  • If no further action is added, the firewall automatically combines the filter with Reject.



Syntax for creating limits:

Each action can be operated with a limit. If a limit is exceeded, the action that follows it is triggered.

Limits are generally initiated with %l. Then the relation is specified (i.e. connection-related (c) or global (g)). Next is the type of the limit (i.e. data rate (d), number of packets (p), or the packet rate (b)).

Finally, additional parameters are specified such as the time period and size.

Example: %lcds8

This limit takes effect if more than 8 kilobytes/s are transmitted over the current connection.

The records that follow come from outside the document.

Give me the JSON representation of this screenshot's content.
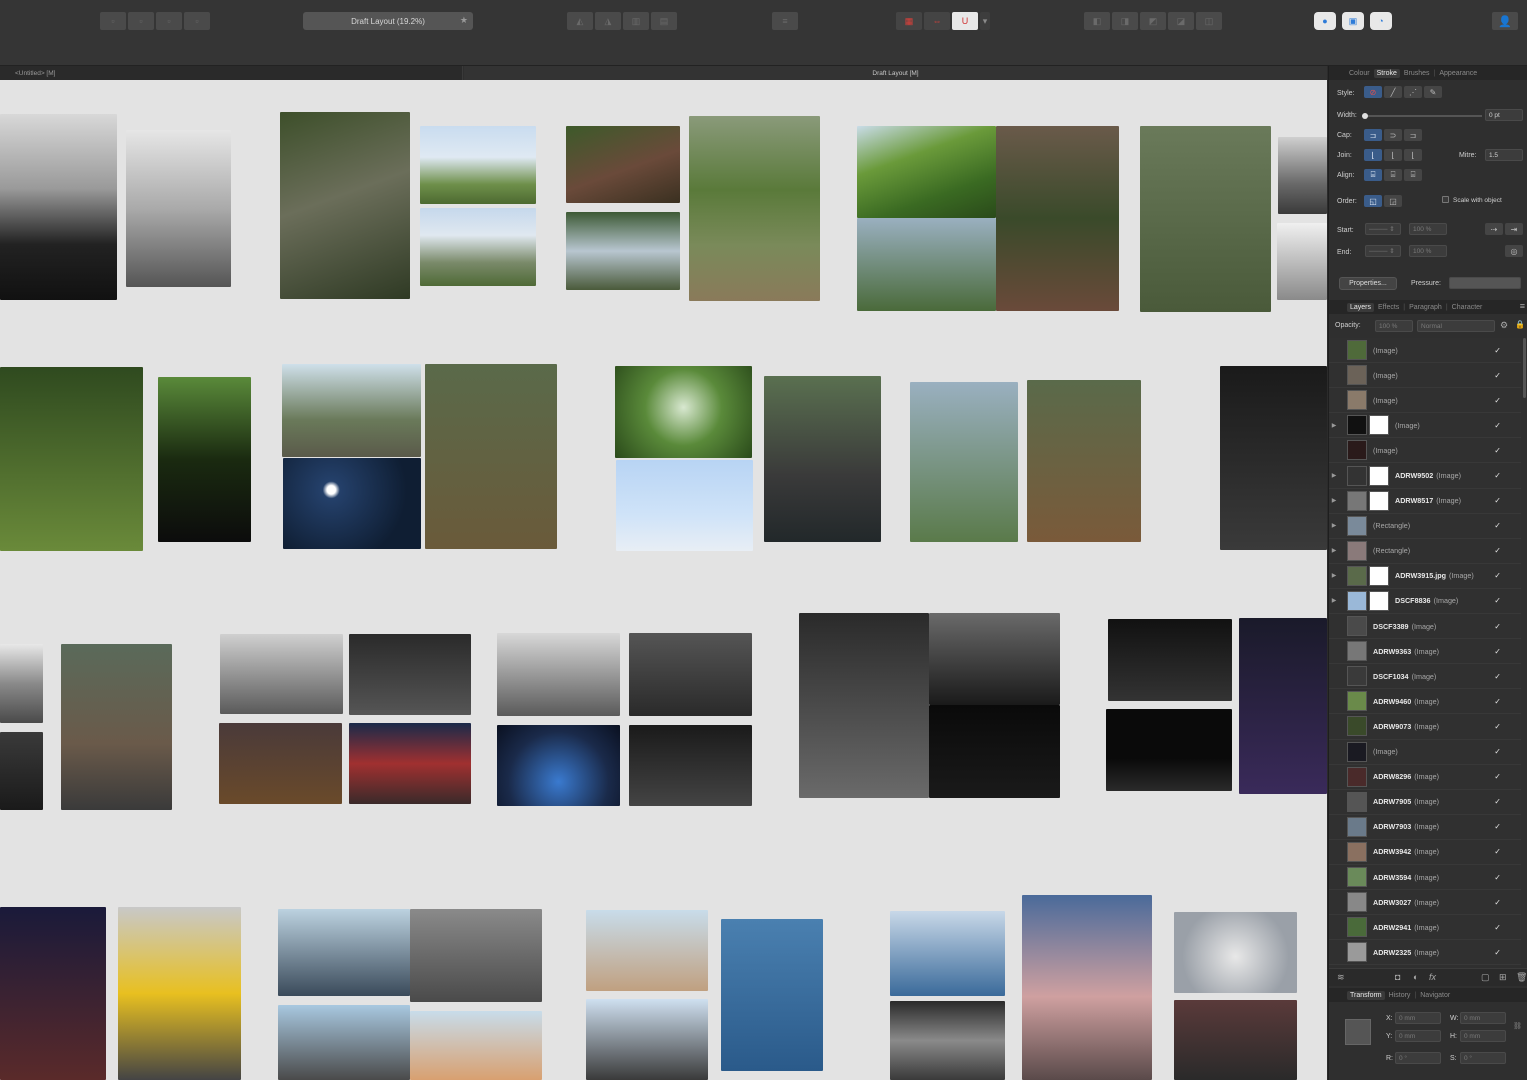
{
  "toolbar": {
    "zoom_label": "Draft Layout (19.2%)",
    "zoom_star": "★",
    "group1_icons": [
      "move-icon",
      "move-icon",
      "move-icon",
      "move-icon"
    ],
    "group3_icons": [
      "align-icon",
      "align-icon",
      "align-icon",
      "align-icon"
    ],
    "group4_icons": [
      "arrange-icon"
    ],
    "snap_group": {
      "grid": "▦",
      "snap": "⇔",
      "magnet": "U",
      "dropdown": "▾"
    },
    "group6_icons": [
      "boolean-icon",
      "boolean-icon",
      "boolean-icon",
      "boolean-icon",
      "boolean-icon"
    ],
    "group7_icons": [
      "persona-icon",
      "persona-icon",
      "persona-icon"
    ],
    "user_glyph": "👤"
  },
  "doctabs": {
    "untitled": "<Untitled> [M]",
    "draft": "Draft Layout [M]"
  },
  "stroke_panel": {
    "tabs": [
      "Colour",
      "Stroke",
      "Brushes",
      "Appearance"
    ],
    "active_tab": "Stroke",
    "style_label": "Style:",
    "width_label": "Width:",
    "width_value": "0 pt",
    "width_level": 0.0,
    "cap_label": "Cap:",
    "join_label": "Join:",
    "mitre_label": "Mitre:",
    "mitre_value": "1.5",
    "align_label": "Align:",
    "order_label": "Order:",
    "scale_label": "Scale with object",
    "start_label": "Start:",
    "end_label": "End:",
    "start_pct": "100 %",
    "end_pct": "100 %",
    "properties_label": "Properties...",
    "pressure_label": "Pressure:"
  },
  "layers_panel": {
    "tabs": [
      "Layers",
      "Effects",
      "Paragraph",
      "Character"
    ],
    "active_tab": "Layers",
    "opacity_label": "Opacity:",
    "opacity_value": "100 %",
    "blend_mode": "Normal",
    "check": "✓",
    "layers": [
      {
        "name": "",
        "type": "(Image)",
        "expand": false,
        "mask": false,
        "thumb": "#4f6a3a"
      },
      {
        "name": "",
        "type": "(Image)",
        "expand": false,
        "mask": false,
        "thumb": "#6b6258"
      },
      {
        "name": "",
        "type": "(Image)",
        "expand": false,
        "mask": false,
        "thumb": "#8a7a6a"
      },
      {
        "name": "",
        "type": "(Image)",
        "expand": true,
        "mask": true,
        "thumb": "#111111"
      },
      {
        "name": "",
        "type": "(Image)",
        "expand": false,
        "mask": false,
        "thumb": "#2a1a1a"
      },
      {
        "name": "ADRW9502",
        "type": "(Image)",
        "expand": true,
        "mask": true,
        "thumb": "#333333"
      },
      {
        "name": "ADRW8517",
        "type": "(Image)",
        "expand": true,
        "mask": true,
        "thumb": "#777777"
      },
      {
        "name": "",
        "type": "(Rectangle)",
        "expand": true,
        "mask": false,
        "thumb": "#7a8a9a"
      },
      {
        "name": "",
        "type": "(Rectangle)",
        "expand": true,
        "mask": false,
        "thumb": "#8a7a7a"
      },
      {
        "name": "ADRW3915.jpg",
        "type": "(Image)",
        "expand": true,
        "mask": true,
        "thumb": "#5a6a4a"
      },
      {
        "name": "DSCF8836",
        "type": "(Image)",
        "expand": true,
        "mask": true,
        "thumb": "#9ab8d8"
      },
      {
        "name": "DSCF3389",
        "type": "(Image)",
        "expand": false,
        "mask": false,
        "thumb": "#4a4a4a"
      },
      {
        "name": "ADRW9363",
        "type": "(Image)",
        "expand": false,
        "mask": false,
        "thumb": "#777777"
      },
      {
        "name": "DSCF1034",
        "type": "(Image)",
        "expand": false,
        "mask": false,
        "thumb": "#3a3a3a"
      },
      {
        "name": "ADRW9460",
        "type": "(Image)",
        "expand": false,
        "mask": false,
        "thumb": "#6a8a4a"
      },
      {
        "name": "ADRW9073",
        "type": "(Image)",
        "expand": false,
        "mask": false,
        "thumb": "#3a4a2a"
      },
      {
        "name": "",
        "type": "(Image)",
        "expand": false,
        "mask": false,
        "thumb": "#1a1a22"
      },
      {
        "name": "ADRW8296",
        "type": "(Image)",
        "expand": false,
        "mask": false,
        "thumb": "#4a2a2a"
      },
      {
        "name": "ADRW7905",
        "type": "(Image)",
        "expand": false,
        "mask": false,
        "thumb": "#555555"
      },
      {
        "name": "ADRW7903",
        "type": "(Image)",
        "expand": false,
        "mask": false,
        "thumb": "#6a7a8a"
      },
      {
        "name": "ADRW3942",
        "type": "(Image)",
        "expand": false,
        "mask": false,
        "thumb": "#8a7060"
      },
      {
        "name": "ADRW3594",
        "type": "(Image)",
        "expand": false,
        "mask": false,
        "thumb": "#6a8a5a"
      },
      {
        "name": "ADRW3027",
        "type": "(Image)",
        "expand": false,
        "mask": false,
        "thumb": "#888888"
      },
      {
        "name": "ADRW2941",
        "type": "(Image)",
        "expand": false,
        "mask": false,
        "thumb": "#4a6a3a"
      },
      {
        "name": "ADRW2325",
        "type": "(Image)",
        "expand": false,
        "mask": false,
        "thumb": "#9a9a9a"
      }
    ]
  },
  "transform_panel": {
    "tabs": [
      "Transform",
      "History",
      "Navigator"
    ],
    "active_tab": "Transform",
    "x_label": "X:",
    "x_value": "0 mm",
    "y_label": "Y:",
    "y_value": "0 mm",
    "w_label": "W:",
    "w_value": "0 mm",
    "h_label": "H:",
    "h_value": "0 mm",
    "r_label": "R:",
    "r_value": "0 °",
    "s_label": "S:",
    "s_value": "0 °"
  },
  "canvas": {
    "background": "#e3e3e3",
    "photos": [
      {
        "c": "linear-gradient(180deg,#d8d8d8 0%,#9a9a9a 40%,#222 70%,#111 100%)"
      },
      {
        "c": "linear-gradient(180deg,#e6e6e6 0%,#aaa 50%,#555 100%)"
      },
      {
        "c": "linear-gradient(160deg,#3d4f2a 0%,#6b6e5a 45%,#2f3a24 100%)"
      },
      {
        "c": "linear-gradient(180deg,#c9dcef 0%,#dfe9f3 40%,#6e8f4a 75%,#4d6a31 100%)"
      },
      {
        "c": "linear-gradient(180deg,#c5d8ec 0%,#e0e8f0 35%,#7a8a6a 70%,#4f6a36 100%)"
      },
      {
        "c": "linear-gradient(160deg,#3d5a2a 0%,#6a4a3a 55%,#3a3020 100%)"
      },
      {
        "c": "linear-gradient(180deg,#3d5a35 0%,#b8c6d0 50%,#4a5a3a 100%)"
      },
      {
        "c": "linear-gradient(180deg,#8a9a7a 0%,#5a7a3a 40%,#7a8a5a 70%,#8a7a5a 100%)"
      },
      {
        "c": "linear-gradient(160deg,#c9dce8 0%,#6a9a3a 35%,#3a6a22 70%,#2a4a1a 100%)"
      },
      {
        "c": "linear-gradient(180deg,#6a5a4a 0%,#3a4a2a 50%,#6a4a3a 100%)"
      },
      {
        "c": "linear-gradient(180deg,#9ab0c0 0%,#4a6a3a 100%)"
      },
      {
        "c": "linear-gradient(180deg,#6a7a5a 0%,#4a5a3a 100%)"
      },
      {
        "c": "linear-gradient(180deg,#cfcfcf 0%,#6a6a6a 60%,#3a3a3a 100%)"
      },
      {
        "c": "linear-gradient(180deg,#f0f0f0 0%,#8a8a8a 100%)"
      },
      {
        "c": "linear-gradient(180deg,#2f4a1f 0%,#6a8a3a 100%)"
      },
      {
        "c": "linear-gradient(180deg,#5a8a3a 0%,#1a2a10 50%,#0c0c0c 100%)"
      },
      {
        "c": "linear-gradient(180deg,#cfe0ea 0%,#6a7a5a 60%,#5a5a4a 100%)"
      },
      {
        "c": "linear-gradient(180deg,#5a6a4a 0%,#6a5a3a 100%)"
      },
      {
        "c": "radial-gradient(circle at 35% 35%,#ffffff 0 4%,#24406a 8%,#0f1e33 70%)"
      },
      {
        "c": "radial-gradient(circle at 50% 45%,#d8e8d0 0%,#5a8a3a 45%,#2a4a1a 100%)"
      },
      {
        "c": "linear-gradient(180deg,#b8d4f4 0%,#cfe3f8 60%,#e8eef5 100%)"
      },
      {
        "c": "linear-gradient(180deg,#5a7050 0%,#3a3a3a 60%,#22282a 100%)"
      },
      {
        "c": "linear-gradient(180deg,#9ab0c0 0%,#5a7a4a 100%)"
      },
      {
        "c": "linear-gradient(180deg,#5a6a4a 0%,#7a5a3a 100%)"
      },
      {
        "c": "linear-gradient(180deg,#1a1a1a 0%,#3a3a3a 100%)"
      },
      {
        "c": "linear-gradient(180deg,#e8e8e8 0%,#8a8a8a 50%,#4a4a4a 100%)"
      },
      {
        "c": "linear-gradient(180deg,#3a3a3a 0%,#1a1a1a 100%)"
      },
      {
        "c": "linear-gradient(180deg,#5a6a5a 0%,#6a5a4a 60%,#3a3a3a 100%)"
      },
      {
        "c": "linear-gradient(180deg,#d0d0d0 0%,#5a5a5a 100%)"
      },
      {
        "c": "linear-gradient(180deg,#2a2a2a 0%,#555 100%)"
      },
      {
        "c": "linear-gradient(180deg,#4a3a3a 0%,#6a4a2a 100%)"
      },
      {
        "c": "linear-gradient(180deg,#1a2a4a 0%,#a03030 50%,#3a2a2a 100%)"
      },
      {
        "c": "linear-gradient(180deg,#d8d8d8 0%,#5a5a5a 100%)"
      },
      {
        "c": "linear-gradient(180deg,#555 0%,#2a2a2a 100%)"
      },
      {
        "c": "radial-gradient(circle at 50% 70%,#3a7acf 0%,#1a2a4a 60%,#0a1020 100%)"
      },
      {
        "c": "linear-gradient(180deg,#1a1a1a 0%,#444 100%)"
      },
      {
        "c": "linear-gradient(180deg,#2a2a2a 0%,#6a6a6a 100%)"
      },
      {
        "c": "linear-gradient(180deg,#6a6a6a 0%,#1a1a1a 100%)"
      },
      {
        "c": "linear-gradient(180deg,#0a0a0a 0%,#1a1a1a 100%)"
      },
      {
        "c": "linear-gradient(180deg,#111 0%,#333 100%)"
      },
      {
        "c": "linear-gradient(180deg,#0a0a0a 0%,#0a0a0a 60%,#2a2a2a 100%)"
      },
      {
        "c": "linear-gradient(180deg,#1a1a2a 0%,#3a2a5a 100%)"
      },
      {
        "c": "linear-gradient(180deg,#1a1a3a 0%,#5a2a2a 100%)"
      },
      {
        "c": "linear-gradient(180deg,#c8c8c8 0%,#e8c020 50%,#444 100%)"
      },
      {
        "c": "linear-gradient(180deg,#bcd2e0 0%,#3a4a5a 100%)"
      },
      {
        "c": "linear-gradient(180deg,#8a8a8a 0%,#4a4a4a 100%)"
      },
      {
        "c": "linear-gradient(180deg,#a8c8e0 0%,#4a4a4a 100%)"
      },
      {
        "c": "linear-gradient(180deg,#c8dcea 0%,#d8a070 100%)"
      },
      {
        "c": "linear-gradient(180deg,#c8dcea 0%,#c0a080 100%)"
      },
      {
        "c": "linear-gradient(180deg,#cfe0f0 0%,#3a3a3a 100%)"
      },
      {
        "c": "linear-gradient(180deg,#4a80b0 0%,#2a5a8a 100%)"
      },
      {
        "c": "linear-gradient(180deg,#c8d8e8 0%,#3a6a9a 100%)"
      },
      {
        "c": "linear-gradient(180deg,#2a2a2a 0%,#8a8a8a 50%,#3a3a3a 100%)"
      },
      {
        "c": "linear-gradient(180deg,#4a6a9a 0%,#cfa0a0 55%,#5a4a4a 100%)"
      },
      {
        "c": "radial-gradient(circle at 50% 55%,#e8e8e8 0%,#9aa0a8 70%)"
      },
      {
        "c": "linear-gradient(180deg,#5a3a3a 0%,#2a2a2a 100%)"
      }
    ]
  }
}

Limit
Description
Action ID
Data (abs) Absolute number of kilobytes over the connection, after which the action is performed
%lcd
Data (rel) Number of kilobytes per second/minute/hour over the connection after which the action is performed
%lcds
%lcdm
%lcdh
Packet (abs) Absolute number of packets over the connection, after which the action is performed
%lcp
Packet (rel) Number of packets per second/minute/hour or in total over the connection, after which the action is performed
%lcps
%lcpm
%lcph
Global data (abs) Absolute number of kilobytes sent to or received from the destination computer, after which the action is performed
%lgd
Global data (rel) Number of kilobytes per second/minute/hour sent to or received by the destination computer, after which the action is performed
%lgds
%lgdm
%lgdh
Global packet (abs) Absolute number of packets sent to or received by the destination computer, after which the action is performed
%lgp
Global packet (rel) Number of packets per second/minute/hour sent to or received by the destination computer, after which the action is performed
%lgps
%lgpm
%lgph
Receive option Limit applies to the receive direction only (in combination with the above limitations). Examples are given in the object ID column
%lgdsr
%lcdsr
Transmit option Limit applies to the transmit direction only (in combination with the above limitations). Examples are given in the object ID column
%lgdst
%lcdst

Information on the use of "Quality-of-Service"
  • Quality-of-service objects (QoS objects) are special limits that guarantee a minimum bandwidth.
  • The same conventions apply as for the limit objects.
  • QoS objects are initiated by %q and only differ from limit objects in that, even after the threshold is exceeded, subsequent packets are still accepted.

In this case, the ACCEPT action can be omitted both as a main action or as a triggered action, and the description can be abbreviated accordingly.

Example: %a %qcds8%a %lgds32%d = %qcds8 %lgds32%